------ Data supplied ------

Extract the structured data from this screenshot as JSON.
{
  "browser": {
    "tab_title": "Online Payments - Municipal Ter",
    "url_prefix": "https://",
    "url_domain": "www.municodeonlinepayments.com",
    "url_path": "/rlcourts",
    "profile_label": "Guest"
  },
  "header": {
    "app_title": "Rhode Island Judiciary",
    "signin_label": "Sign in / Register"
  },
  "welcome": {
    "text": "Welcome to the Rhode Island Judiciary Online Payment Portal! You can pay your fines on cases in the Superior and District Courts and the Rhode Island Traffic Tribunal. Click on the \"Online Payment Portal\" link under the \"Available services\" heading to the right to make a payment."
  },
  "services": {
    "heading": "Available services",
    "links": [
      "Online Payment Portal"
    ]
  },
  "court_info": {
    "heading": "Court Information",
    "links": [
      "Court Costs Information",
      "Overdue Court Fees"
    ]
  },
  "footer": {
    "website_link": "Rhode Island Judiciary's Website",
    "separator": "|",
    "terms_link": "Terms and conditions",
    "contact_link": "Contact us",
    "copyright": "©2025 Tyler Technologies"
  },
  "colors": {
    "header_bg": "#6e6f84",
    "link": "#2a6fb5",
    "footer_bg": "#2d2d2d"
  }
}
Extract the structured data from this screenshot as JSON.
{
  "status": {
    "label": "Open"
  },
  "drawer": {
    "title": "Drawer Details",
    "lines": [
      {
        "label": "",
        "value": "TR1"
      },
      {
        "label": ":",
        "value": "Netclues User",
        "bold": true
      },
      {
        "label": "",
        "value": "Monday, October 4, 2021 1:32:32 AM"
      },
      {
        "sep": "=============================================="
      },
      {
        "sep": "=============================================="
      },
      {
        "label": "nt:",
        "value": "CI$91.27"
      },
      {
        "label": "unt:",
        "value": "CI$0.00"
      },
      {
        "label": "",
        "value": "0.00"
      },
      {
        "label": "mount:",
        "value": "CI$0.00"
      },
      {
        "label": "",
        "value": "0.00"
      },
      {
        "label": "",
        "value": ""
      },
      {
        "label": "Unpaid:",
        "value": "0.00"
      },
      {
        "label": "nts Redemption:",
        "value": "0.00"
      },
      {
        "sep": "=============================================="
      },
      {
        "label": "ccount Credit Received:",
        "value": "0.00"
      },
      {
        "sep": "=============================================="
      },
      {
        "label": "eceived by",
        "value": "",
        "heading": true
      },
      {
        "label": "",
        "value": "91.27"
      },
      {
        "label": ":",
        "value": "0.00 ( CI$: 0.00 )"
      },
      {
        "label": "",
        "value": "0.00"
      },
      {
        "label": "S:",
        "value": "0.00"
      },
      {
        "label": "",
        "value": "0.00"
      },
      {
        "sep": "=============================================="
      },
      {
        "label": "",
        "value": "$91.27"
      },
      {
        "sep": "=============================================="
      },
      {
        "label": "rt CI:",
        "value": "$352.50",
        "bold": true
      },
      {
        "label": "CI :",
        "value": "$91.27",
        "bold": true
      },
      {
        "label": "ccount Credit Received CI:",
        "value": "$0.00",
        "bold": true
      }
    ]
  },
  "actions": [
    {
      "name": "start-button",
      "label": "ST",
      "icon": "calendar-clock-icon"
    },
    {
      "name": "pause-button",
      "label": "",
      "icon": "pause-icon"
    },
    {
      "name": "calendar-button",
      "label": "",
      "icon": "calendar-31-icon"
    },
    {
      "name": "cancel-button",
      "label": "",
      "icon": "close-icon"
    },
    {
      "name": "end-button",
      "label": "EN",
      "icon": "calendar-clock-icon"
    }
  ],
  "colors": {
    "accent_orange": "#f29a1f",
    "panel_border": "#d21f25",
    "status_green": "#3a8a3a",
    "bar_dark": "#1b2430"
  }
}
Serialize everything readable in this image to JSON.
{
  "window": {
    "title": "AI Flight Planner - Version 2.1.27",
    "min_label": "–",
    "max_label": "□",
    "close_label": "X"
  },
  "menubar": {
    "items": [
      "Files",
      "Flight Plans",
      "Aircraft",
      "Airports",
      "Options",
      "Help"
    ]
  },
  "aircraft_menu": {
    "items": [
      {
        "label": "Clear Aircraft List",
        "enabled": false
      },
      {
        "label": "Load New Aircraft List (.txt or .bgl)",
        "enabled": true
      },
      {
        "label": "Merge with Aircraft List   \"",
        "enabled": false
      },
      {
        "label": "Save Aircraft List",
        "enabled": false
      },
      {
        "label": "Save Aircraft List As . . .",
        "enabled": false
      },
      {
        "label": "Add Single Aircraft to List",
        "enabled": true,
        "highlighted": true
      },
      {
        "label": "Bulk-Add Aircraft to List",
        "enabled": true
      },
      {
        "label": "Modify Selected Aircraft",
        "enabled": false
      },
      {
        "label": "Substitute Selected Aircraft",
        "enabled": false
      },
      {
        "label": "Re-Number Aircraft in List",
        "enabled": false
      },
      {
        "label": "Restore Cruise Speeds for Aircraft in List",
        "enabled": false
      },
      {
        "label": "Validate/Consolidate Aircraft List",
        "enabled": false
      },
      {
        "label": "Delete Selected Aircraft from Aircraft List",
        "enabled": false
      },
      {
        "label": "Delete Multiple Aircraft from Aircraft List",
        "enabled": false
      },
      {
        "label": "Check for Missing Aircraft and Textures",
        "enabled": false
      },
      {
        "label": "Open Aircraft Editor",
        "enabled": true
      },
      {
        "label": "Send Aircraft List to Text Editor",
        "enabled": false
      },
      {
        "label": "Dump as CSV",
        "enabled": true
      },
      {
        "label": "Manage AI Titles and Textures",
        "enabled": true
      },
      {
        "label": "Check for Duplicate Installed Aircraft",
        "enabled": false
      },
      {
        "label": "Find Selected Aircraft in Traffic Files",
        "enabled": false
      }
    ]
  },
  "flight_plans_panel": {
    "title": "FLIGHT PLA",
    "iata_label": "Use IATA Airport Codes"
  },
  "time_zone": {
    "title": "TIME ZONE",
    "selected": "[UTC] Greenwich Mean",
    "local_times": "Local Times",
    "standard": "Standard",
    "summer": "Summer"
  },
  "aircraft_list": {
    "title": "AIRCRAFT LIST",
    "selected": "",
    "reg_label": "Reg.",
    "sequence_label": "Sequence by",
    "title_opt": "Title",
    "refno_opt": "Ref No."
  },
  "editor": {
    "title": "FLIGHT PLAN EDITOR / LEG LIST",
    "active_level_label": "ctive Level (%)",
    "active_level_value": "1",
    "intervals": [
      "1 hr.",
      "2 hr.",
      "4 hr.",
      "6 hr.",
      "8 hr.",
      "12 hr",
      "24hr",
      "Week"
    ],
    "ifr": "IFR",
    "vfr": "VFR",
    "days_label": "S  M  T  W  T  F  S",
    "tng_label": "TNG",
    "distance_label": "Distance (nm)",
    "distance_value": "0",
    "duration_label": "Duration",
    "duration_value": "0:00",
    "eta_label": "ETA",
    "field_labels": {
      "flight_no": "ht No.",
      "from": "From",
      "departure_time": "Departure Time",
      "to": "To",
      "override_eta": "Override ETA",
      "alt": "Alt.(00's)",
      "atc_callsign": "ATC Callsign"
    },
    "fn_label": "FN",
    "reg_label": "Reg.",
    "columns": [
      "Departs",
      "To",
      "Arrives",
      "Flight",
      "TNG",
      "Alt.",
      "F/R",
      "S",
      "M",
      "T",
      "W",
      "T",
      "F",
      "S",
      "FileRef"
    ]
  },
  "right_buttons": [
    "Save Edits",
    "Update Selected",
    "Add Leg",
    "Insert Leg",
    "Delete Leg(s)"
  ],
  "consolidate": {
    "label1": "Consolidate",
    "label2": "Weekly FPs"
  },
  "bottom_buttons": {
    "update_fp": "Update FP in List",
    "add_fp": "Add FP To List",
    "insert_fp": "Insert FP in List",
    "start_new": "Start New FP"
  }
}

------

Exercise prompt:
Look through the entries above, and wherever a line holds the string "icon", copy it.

Response box:
      "icon": "calendar-clock-icon"
      "icon": "pause-icon"
      "icon": "calendar-31-icon"
      "icon": "close-icon"
      "icon": "calendar-clock-icon"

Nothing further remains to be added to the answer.